Purple tourmaline is very easy to confuse with pink tourmaline, and for good reason. Like purple garnet purple tourmaline has a red undertone that means it walks the fine like between purple and pink. Still purple tourmaline is a beautiful gemstone that is very easy to find and quite abundant.
You can find purple tourmaline for an average of $34 per carat. As for wearability this gem scores 7-7.5 on the Mohs scale, which is still pretty easy to scratch. Like amethyst and iolite, you should consider wearing purple tourmaline only occasionally or with very much care.
Tanzanite is up for debate in this case. It’s more of an indigo gemstone, or rather a purple with really strong blue undertones. It has a beautiful color and they very clear one resemble a bluish amethyst or iolite. Overall a really nice gem if you’re looking for a blue-toned purple. It might be too blue for some, so it depends on your tastes.
In terms of price you can find tanzanite for an average of $9 per carat, so it’s right up there with iolite and amethyst in terms of pricing. Unfortunately this gem averaged a 6.5 on the hardness scale, so it should definitely be worn as a pendant or a pair of earrings, otherwise it will simply scratch way too much.

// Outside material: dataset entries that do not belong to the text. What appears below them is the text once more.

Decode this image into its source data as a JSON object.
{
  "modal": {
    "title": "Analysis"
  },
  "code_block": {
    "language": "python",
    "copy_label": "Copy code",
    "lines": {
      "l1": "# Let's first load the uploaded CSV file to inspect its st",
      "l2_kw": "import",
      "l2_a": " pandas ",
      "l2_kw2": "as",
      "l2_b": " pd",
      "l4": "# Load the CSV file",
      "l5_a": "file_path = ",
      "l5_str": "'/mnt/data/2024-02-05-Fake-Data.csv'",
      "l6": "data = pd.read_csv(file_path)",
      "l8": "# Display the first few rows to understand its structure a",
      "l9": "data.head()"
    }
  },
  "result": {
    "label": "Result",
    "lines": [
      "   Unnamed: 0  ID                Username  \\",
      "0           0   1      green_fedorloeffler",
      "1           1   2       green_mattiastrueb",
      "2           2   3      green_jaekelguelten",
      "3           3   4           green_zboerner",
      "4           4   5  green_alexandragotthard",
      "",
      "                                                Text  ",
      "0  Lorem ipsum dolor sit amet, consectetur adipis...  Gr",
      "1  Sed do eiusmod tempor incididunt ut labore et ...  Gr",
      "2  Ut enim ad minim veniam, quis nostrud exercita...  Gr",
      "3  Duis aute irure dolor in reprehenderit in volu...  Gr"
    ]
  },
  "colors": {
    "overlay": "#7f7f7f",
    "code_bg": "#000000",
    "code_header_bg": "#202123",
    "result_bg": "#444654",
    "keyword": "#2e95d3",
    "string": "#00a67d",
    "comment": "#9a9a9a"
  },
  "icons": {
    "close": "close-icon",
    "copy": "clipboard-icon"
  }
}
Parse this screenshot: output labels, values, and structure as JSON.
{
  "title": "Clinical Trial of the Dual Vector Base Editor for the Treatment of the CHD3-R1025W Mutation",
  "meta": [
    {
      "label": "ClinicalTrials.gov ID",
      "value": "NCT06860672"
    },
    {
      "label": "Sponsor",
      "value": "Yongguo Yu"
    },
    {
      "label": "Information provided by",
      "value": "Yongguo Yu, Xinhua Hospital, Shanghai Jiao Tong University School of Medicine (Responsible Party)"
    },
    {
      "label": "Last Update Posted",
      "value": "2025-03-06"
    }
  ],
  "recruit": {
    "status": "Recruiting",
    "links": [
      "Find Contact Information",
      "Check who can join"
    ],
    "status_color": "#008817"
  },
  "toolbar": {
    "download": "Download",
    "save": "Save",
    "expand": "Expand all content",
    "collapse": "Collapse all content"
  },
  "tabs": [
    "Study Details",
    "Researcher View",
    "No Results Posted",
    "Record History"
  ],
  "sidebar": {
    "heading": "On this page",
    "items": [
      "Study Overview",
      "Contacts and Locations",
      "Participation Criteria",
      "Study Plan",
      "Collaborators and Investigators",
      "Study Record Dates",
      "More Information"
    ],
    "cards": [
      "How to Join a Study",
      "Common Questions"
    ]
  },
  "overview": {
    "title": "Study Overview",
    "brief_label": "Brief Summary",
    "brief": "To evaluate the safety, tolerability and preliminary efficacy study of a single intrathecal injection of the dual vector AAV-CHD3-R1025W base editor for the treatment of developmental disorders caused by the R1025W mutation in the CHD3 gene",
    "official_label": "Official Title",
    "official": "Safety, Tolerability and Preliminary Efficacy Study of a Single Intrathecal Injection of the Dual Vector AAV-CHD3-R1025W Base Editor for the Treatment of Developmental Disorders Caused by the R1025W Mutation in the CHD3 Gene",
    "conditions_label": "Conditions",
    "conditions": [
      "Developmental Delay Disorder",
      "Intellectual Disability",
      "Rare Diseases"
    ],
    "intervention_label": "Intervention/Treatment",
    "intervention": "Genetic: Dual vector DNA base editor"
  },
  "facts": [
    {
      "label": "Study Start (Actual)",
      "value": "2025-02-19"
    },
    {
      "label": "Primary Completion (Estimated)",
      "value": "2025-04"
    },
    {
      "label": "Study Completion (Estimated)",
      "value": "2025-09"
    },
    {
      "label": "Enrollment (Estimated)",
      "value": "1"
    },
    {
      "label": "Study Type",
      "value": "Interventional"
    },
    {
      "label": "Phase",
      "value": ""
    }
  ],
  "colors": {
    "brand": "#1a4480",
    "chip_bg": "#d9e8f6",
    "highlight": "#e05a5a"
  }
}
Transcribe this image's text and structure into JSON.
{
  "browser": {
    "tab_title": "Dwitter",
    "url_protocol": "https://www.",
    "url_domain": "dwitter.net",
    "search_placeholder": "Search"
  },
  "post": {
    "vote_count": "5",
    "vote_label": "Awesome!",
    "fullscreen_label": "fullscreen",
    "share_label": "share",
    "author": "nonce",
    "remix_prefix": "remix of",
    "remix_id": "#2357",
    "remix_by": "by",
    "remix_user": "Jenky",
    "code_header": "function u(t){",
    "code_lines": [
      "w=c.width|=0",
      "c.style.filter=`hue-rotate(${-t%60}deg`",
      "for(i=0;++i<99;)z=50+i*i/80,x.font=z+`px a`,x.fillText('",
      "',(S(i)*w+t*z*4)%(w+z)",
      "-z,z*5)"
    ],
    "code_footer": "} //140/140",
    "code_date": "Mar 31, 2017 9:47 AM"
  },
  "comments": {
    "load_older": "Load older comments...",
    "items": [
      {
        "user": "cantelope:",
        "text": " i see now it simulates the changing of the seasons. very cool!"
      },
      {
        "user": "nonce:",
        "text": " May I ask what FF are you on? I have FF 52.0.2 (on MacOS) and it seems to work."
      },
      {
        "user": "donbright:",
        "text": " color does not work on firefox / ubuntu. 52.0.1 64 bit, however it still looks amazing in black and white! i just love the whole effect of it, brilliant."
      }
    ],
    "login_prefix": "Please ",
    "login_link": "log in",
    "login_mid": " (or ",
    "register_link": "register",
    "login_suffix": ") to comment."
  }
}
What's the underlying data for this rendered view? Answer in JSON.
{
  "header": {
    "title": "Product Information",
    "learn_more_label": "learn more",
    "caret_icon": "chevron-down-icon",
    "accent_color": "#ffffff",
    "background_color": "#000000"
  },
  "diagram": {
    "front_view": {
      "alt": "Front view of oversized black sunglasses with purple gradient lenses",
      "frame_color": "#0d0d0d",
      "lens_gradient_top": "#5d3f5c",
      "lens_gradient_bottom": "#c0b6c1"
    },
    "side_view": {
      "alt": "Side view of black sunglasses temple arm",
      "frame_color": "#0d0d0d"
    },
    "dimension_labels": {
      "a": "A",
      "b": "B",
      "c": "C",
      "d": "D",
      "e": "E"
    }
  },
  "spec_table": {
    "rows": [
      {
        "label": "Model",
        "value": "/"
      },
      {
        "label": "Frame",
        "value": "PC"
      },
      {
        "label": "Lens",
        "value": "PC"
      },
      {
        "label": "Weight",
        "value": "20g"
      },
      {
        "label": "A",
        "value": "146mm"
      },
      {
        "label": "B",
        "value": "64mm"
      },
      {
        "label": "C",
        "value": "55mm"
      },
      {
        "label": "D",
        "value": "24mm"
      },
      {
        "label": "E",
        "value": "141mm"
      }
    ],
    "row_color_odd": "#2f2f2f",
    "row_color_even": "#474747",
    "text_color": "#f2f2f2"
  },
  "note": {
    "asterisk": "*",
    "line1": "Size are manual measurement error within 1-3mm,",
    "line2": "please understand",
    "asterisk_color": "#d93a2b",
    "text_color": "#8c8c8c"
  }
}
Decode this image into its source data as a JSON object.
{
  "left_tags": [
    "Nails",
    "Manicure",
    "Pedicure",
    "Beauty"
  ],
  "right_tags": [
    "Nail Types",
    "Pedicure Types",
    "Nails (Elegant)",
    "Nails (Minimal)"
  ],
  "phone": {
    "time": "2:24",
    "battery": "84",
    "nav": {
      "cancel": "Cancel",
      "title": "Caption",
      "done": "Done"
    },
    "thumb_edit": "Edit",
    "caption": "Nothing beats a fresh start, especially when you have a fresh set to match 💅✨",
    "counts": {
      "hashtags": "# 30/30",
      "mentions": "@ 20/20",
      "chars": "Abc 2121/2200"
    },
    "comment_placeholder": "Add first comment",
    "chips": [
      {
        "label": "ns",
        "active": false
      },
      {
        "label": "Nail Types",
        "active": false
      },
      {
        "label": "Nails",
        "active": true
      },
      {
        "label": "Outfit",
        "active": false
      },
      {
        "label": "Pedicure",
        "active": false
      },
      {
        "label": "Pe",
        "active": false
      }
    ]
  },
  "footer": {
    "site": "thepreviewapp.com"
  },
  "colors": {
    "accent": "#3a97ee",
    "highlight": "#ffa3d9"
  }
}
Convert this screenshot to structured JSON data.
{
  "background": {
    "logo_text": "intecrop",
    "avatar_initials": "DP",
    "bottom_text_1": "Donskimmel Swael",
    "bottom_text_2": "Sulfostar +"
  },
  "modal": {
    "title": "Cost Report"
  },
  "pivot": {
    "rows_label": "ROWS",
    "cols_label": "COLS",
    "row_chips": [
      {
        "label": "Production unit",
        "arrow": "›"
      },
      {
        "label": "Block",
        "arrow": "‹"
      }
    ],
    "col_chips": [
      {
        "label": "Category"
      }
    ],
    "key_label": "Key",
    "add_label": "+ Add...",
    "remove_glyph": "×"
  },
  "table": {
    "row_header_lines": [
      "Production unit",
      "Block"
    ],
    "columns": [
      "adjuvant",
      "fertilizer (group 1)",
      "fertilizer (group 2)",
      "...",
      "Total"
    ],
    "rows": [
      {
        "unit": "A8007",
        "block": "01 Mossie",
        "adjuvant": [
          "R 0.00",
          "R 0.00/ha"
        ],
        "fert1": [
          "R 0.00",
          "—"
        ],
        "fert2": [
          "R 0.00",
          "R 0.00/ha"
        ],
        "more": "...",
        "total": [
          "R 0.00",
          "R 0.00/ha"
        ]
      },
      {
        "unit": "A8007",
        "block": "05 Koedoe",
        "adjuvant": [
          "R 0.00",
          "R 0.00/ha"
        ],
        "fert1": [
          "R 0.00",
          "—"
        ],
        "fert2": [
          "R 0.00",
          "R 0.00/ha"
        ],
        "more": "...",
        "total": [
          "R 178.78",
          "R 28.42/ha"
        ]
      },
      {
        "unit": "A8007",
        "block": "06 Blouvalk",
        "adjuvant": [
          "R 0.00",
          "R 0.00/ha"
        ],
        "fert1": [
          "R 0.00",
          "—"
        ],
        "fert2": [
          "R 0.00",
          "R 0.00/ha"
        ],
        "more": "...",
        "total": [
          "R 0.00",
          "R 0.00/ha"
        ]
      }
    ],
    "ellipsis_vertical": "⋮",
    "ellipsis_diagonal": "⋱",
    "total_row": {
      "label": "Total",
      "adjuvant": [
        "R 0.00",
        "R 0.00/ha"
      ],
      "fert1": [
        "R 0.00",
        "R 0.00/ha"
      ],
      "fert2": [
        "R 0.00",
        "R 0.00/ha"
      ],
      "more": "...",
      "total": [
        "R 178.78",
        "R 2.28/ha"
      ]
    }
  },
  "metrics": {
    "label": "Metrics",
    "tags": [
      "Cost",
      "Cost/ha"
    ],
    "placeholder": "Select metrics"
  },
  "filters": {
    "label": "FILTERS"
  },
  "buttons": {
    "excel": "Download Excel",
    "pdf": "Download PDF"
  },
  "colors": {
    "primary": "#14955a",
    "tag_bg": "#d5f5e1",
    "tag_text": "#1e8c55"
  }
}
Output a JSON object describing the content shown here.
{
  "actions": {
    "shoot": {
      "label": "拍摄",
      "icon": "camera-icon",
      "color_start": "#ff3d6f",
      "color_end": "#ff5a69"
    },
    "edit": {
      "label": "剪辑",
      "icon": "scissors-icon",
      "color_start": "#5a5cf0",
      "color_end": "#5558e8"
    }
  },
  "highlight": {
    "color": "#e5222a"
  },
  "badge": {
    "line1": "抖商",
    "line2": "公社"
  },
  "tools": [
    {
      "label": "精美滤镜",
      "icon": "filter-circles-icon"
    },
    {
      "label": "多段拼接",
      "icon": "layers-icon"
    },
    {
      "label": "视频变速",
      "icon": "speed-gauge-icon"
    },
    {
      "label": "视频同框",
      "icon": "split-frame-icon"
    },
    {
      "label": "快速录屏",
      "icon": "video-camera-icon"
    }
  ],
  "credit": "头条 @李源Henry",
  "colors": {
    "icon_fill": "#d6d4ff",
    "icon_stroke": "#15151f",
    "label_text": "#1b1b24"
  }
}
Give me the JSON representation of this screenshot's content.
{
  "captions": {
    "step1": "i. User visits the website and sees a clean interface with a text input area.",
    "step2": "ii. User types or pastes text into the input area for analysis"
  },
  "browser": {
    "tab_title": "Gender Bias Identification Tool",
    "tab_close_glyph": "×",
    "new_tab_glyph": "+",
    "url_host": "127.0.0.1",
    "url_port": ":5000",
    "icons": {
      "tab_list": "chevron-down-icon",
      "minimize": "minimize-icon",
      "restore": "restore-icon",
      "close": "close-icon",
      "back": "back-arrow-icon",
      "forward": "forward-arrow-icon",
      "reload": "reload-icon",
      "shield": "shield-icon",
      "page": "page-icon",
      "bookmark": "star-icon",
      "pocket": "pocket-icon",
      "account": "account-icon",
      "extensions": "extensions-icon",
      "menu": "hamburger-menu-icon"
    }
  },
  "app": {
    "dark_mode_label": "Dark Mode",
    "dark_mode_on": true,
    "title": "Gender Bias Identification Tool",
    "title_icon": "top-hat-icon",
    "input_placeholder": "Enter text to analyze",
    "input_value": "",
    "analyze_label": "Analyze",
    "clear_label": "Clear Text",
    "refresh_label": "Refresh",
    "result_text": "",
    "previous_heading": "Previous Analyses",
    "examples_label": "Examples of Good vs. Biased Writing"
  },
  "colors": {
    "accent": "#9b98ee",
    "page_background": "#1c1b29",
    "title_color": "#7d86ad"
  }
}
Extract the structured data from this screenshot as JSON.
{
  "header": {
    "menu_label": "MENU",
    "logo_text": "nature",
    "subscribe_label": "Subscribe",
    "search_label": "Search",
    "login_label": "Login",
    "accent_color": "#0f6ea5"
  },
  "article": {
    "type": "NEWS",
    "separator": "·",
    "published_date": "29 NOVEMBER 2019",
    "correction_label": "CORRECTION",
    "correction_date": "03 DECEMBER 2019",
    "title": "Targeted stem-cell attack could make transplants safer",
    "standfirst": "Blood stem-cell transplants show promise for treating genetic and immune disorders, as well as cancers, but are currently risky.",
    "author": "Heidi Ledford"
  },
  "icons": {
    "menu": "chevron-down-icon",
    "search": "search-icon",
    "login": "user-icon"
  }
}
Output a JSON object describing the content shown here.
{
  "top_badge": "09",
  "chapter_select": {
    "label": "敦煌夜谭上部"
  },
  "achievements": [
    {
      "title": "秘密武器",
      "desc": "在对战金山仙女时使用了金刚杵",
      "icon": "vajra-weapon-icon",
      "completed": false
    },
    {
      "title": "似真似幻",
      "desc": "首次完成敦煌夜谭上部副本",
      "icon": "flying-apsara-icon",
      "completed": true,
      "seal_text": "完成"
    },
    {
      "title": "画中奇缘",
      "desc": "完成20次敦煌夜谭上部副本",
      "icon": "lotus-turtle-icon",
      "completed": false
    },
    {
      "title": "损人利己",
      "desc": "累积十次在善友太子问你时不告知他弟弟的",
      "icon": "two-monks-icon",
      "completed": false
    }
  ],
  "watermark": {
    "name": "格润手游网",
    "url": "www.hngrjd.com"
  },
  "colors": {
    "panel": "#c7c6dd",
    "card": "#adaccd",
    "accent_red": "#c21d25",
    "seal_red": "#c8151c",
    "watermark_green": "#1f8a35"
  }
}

What metal do purple gems go with ?
Purple gemstones go very well with white metals or yellow ones, as the white metals offer a nice neutral color to let the purple shine, while the yellow metals offer a beautiful contrast to the purple. Yellow gold and reddish purple work especially well together.
Rose gold may not be a good idea for a purple gemstone, because it can compete too much with the purple. This is very similar with wearing blue and green together, or yellow and orange. It’s difficult to pull off so it’s best to not attempt it.
If you’re considering a halo for your purple gem, keep in mind that white gems work best. Or, if you’re feeling adventurous you can try light yellow or beige gems (like champagne diamonds or pale citrines).
I’m the main author for shinyfacts.com. I started this site after we did tons of research before our wedding and noticed that there is information about rings, jewelry, and so on that is really hard to find on the internet.